= Beginning of Section =

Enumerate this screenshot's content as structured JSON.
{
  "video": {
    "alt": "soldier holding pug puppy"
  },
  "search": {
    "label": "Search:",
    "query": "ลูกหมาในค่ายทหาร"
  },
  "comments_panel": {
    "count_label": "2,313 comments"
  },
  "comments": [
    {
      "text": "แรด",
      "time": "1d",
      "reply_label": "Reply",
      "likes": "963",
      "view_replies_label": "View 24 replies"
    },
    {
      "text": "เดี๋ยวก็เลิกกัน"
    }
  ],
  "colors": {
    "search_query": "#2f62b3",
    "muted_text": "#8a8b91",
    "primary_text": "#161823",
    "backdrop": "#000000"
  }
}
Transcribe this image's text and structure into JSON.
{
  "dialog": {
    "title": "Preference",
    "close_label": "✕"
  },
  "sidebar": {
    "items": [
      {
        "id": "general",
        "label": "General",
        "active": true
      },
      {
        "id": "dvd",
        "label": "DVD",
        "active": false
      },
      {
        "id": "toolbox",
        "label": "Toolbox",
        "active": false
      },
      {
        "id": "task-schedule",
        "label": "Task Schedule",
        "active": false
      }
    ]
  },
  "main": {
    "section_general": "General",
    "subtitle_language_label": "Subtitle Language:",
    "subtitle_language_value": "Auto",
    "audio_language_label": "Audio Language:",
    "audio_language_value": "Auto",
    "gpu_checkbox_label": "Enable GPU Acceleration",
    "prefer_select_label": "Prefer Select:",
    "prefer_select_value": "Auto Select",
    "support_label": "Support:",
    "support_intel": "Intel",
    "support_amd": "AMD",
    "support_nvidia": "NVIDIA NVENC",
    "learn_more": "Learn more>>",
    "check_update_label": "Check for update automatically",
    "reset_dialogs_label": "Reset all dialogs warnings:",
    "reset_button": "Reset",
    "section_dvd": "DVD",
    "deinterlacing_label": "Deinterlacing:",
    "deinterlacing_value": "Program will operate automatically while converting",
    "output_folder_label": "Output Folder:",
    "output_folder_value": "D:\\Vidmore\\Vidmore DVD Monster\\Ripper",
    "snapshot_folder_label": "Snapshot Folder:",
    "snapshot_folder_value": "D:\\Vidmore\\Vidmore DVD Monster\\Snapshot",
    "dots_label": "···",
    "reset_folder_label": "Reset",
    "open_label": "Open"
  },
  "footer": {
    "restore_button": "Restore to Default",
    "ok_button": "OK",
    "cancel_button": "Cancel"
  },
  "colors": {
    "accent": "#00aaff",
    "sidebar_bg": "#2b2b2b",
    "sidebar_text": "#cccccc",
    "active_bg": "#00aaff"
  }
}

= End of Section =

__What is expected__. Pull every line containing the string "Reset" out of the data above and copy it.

__Result below__.
    "reset_dialogs_label": "Reset all dialogs warnings:",
    "reset_button": "Reset",
    "reset_folder_label": "Reset",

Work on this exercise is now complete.